Here’s some more from around the AFC.

  • Steelers GM Kevin Colbert‘s already stated he will remain true to Pittsburgh’s build-from-within model and is eyeing a production leap from one of the Steelers’ holdover defenders, similar to how Cameron Heyward ascended in 2014 and Stephon Tuitt last season. “We talked about that last year, the progression has to outpace the regression of some of the older guys,” Colbert told media, including Mark Kaboly of the Pittsburgh Tribune-Review. “I think outside help will be important but also those young guys taking that next step.” Colbert singled out linebackers Bud Dupree and Ryan Shazier, whom the Steelers used their past two first-round picks on, as potential ascending cogs. The Steelers, however, have fortified their front seven well, housing four first-round linebackers and signing Heyward to an extension last year. Pittsburgh’s pass defense slunk from 27th to 30th last season. Kaboly identifies second-year player Senquez Golson as a prime performer to elevate the Steelers’ pass defense from in-house. The 2015 second-rounder missed the entire season due to injury.

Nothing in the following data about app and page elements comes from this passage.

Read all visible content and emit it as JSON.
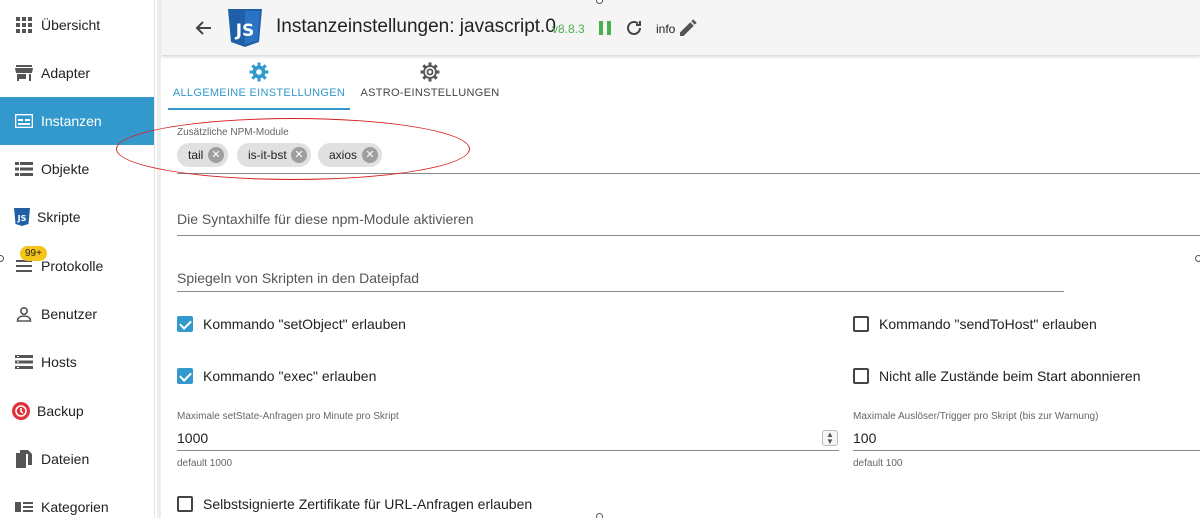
{
  "sidebar": {
    "items": [
      {
        "label": "Übersicht"
      },
      {
        "label": "Adapter"
      },
      {
        "label": "Instanzen"
      },
      {
        "label": "Objekte"
      },
      {
        "label": "Skripte"
      },
      {
        "label": "Protokolle"
      },
      {
        "label": "Benutzer"
      },
      {
        "label": "Hosts"
      },
      {
        "label": "Backup"
      },
      {
        "label": "Dateien"
      },
      {
        "label": "Kategorien"
      }
    ],
    "active": "Instanzen",
    "protokolle_badge": "99+"
  },
  "header": {
    "title": "Instanzeinstellungen: javascript.0",
    "version": "v8.8.3",
    "log_level": "info",
    "js_logo_text": "JS"
  },
  "tabs": [
    {
      "label": "ALLGEMEINE EINSTELLUNGEN",
      "selected": true
    },
    {
      "label": "ASTRO-EINSTELLUNGEN",
      "selected": false
    }
  ],
  "form": {
    "npm_modules_label": "Zusätzliche NPM-Module",
    "npm_modules": [
      "tail",
      "is-it-bst",
      "axios"
    ],
    "syntax_help_label": "Die Syntaxhilfe für diese npm-Module aktivieren",
    "mirror_label": "Spiegeln von Skripten in den Dateipfad",
    "checkboxes": {
      "set_object": {
        "label": "Kommando \"setObject\" erlauben",
        "checked": true
      },
      "send_to_host": {
        "label": "Kommando \"sendToHost\" erlauben",
        "checked": false
      },
      "exec": {
        "label": "Kommando \"exec\" erlauben",
        "checked": true
      },
      "no_subscribe": {
        "label": "Nicht alle Zustände beim Start abonnieren",
        "checked": false
      },
      "self_signed": {
        "label": "Selbstsignierte Zertifikate für URL-Anfragen erlauben",
        "checked": false
      }
    },
    "max_setstate": {
      "label": "Maximale setState-Anfragen pro Minute pro Skript",
      "value": "1000",
      "helper": "default 1000"
    },
    "max_triggers": {
      "label": "Maximale Auslöser/Trigger pro Skript (bis zur Warnung)",
      "value": "100",
      "helper": "default 100"
    }
  },
  "colors": {
    "accent": "#3399cc",
    "version_green": "#4caf50",
    "annotation_red": "#d62020"
  }
}
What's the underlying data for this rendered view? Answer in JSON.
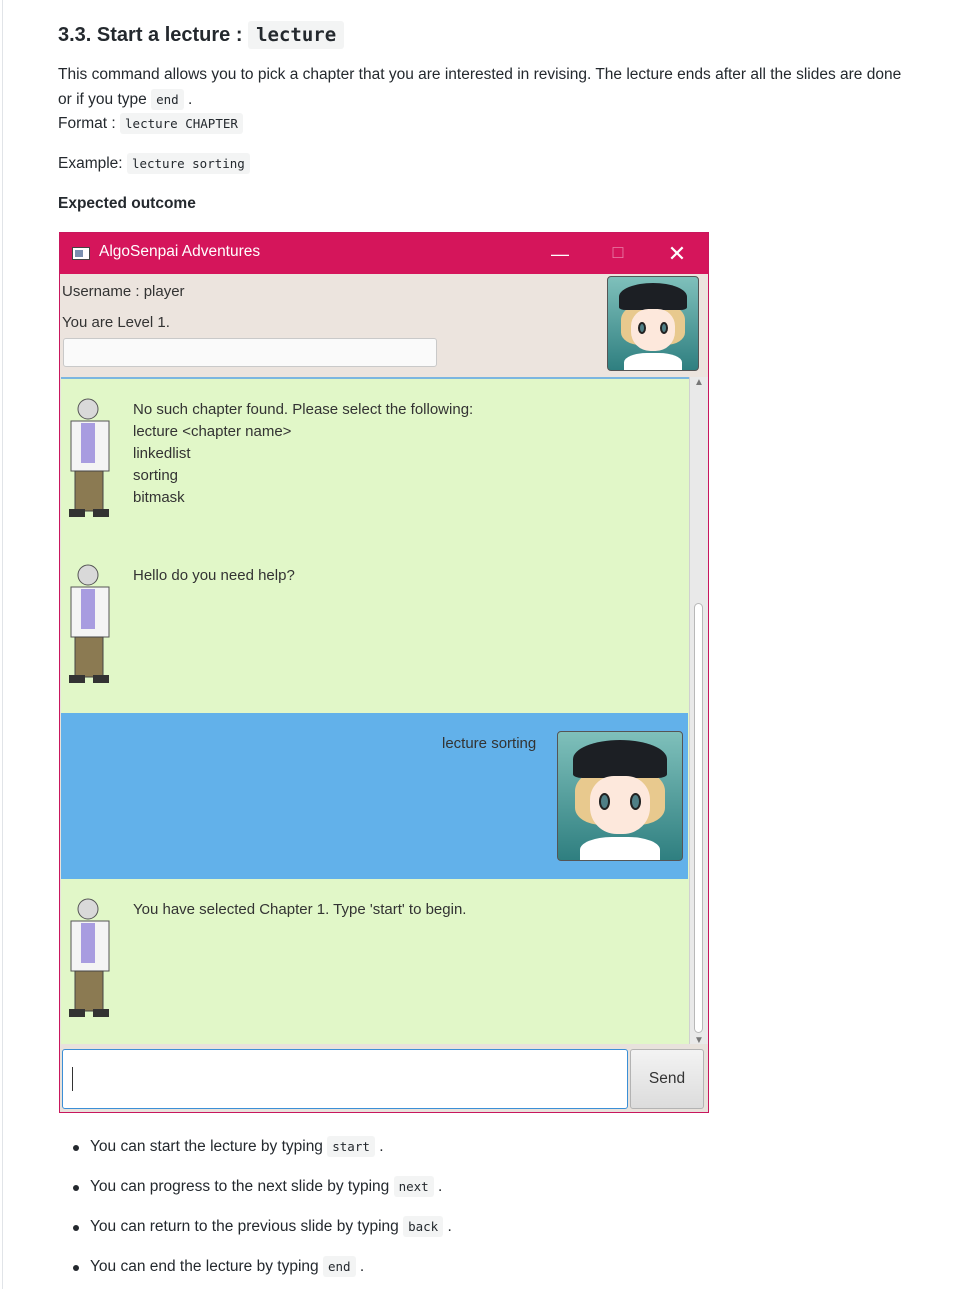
{
  "section": {
    "heading": "3.3. Start a lecture :",
    "heading_code": "lecture"
  },
  "description": {
    "line1": "This command allows you to pick a chapter that you are interested in revising. The lecture ends after all the slides are done",
    "line2_prefix": "or if you type",
    "line2_code": "end",
    "line2_suffix": ".",
    "format_label": "Format :",
    "format_code": "lecture CHAPTER",
    "example_label": "Example:",
    "example_code": "lecture sorting",
    "expected": "Expected outcome"
  },
  "app": {
    "title": "AlgoSenpai Adventures",
    "minimize": "—",
    "maximize": "☐",
    "close": "✕",
    "username": "Username : player",
    "level": "You are Level 1.",
    "messages": [
      {
        "from": "bot",
        "lines": [
          "No such chapter found. Please select the following:",
          "lecture <chapter name>",
          "linkedlist",
          "sorting",
          "bitmask"
        ]
      },
      {
        "from": "bot",
        "lines": [
          "Hello do you need help?"
        ]
      },
      {
        "from": "user",
        "lines": [
          "lecture sorting"
        ]
      },
      {
        "from": "bot",
        "lines": [
          "You have selected Chapter 1. Type 'start' to begin."
        ]
      }
    ],
    "input_value": "",
    "send_label": "Send"
  },
  "tips": [
    {
      "text": "You can start the lecture by typing",
      "code": "start"
    },
    {
      "text": "You can progress to the next slide by typing",
      "code": "next"
    },
    {
      "text": "You can return to the previous slide by typing",
      "code": "back"
    },
    {
      "text": "You can end the lecture by typing",
      "code": "end"
    }
  ]
}
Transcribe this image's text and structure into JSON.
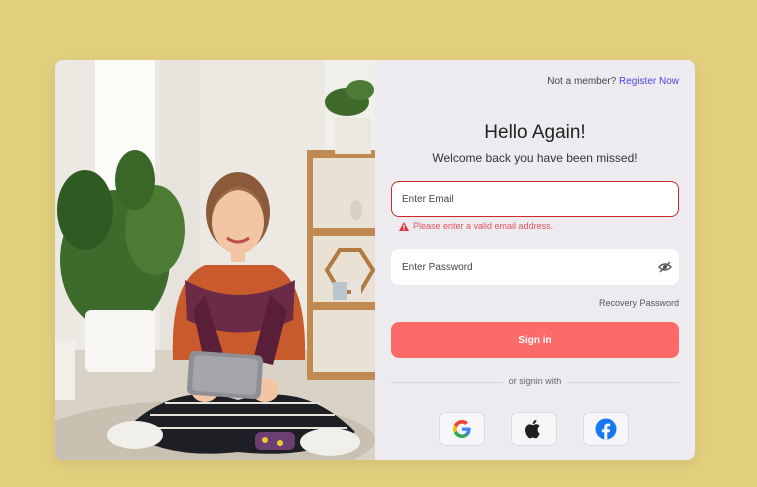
{
  "header": {
    "member_prompt": "Not a member?",
    "register_link": "Register Now"
  },
  "form": {
    "title": "Hello Again!",
    "subtitle": "Welcome back you have been missed!",
    "email_placeholder": "Enter Email",
    "email_value": "",
    "email_error": "Please enter a valid email address.",
    "password_placeholder": "Enter Password",
    "password_value": "",
    "recovery_link": "Recovery Password",
    "signin_label": "Sign in",
    "alt_signin": "or signin with"
  },
  "social": [
    {
      "provider": "google",
      "icon": "google-icon"
    },
    {
      "provider": "apple",
      "icon": "apple-icon"
    },
    {
      "provider": "facebook",
      "icon": "facebook-icon"
    }
  ],
  "colors": {
    "background": "#e2cf7e",
    "panel": "#eeebf0",
    "accent": "#fb6b68",
    "link": "#4a46e0",
    "error": "#e0555c",
    "error_border": "#cc2a2a"
  }
}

  • Given that the Browns are regularly early-first-round drafters but haven’t selected a quarterback in the top five since Tim Couch in 1999, Mary Kay Cabot of the Cleveland Plain Dealer doesn’t envision the Browns trading out of their No. 2 spot. While there aren’t rock-solid top-five quarterbacks in this prospect pool as there have been in recent years, the Browns have better odds at drafting this class’ best quarterback since the Titans won’t take one at No. 1. Cleveland took three QBs at No. 22 overall in the past nine years — Brady Quinn, Brandon Weeden and Johnny Manziel — only for all to falter. Cabot points to the Browns’ trading down from No. 4 to No. 8 and ending up with Justin Gilbert instead of Sammy Watkins as an example that would make Cleveland hesitant to orchestrate such a maneuver with this kind of glaring need.
  • The Broncos shouldn’t give in to the escalating demands of the quarterback market in assessing their potential offer to free agent Brock Osweiler, Mark Kizsla of the Denver Post writes. Using recent contracts given to Nick Foles, Mark Sanchez and Matt Cassel, Kizsla recommends Denver offer Osweiler no more than $10MM per season, as the team’s proven it can win a Super Bowl with adequate quarterback play. Troy Renck of the Denver Post counters that Foles’ three-year, $36MM deal fits for Osweiler, who went 4-2 in games he started and played throughout, and that a $10MM offer would force Denver to scramble for lower-tier options like Robert Griffin III.
  • Mackensie Alexander or Eli Apple could be options for the Raiders at No. 14, Eric Branch of the San Francisco Chronicle writes. The Raiders are thin at corner, with waiver claim David Amerson residing as their best in-house option. But Oakland’s safety situation needs work too. After Charles Woodson‘s retirement, the Raiders cut and then re-signed Nate Allen at a lower salary.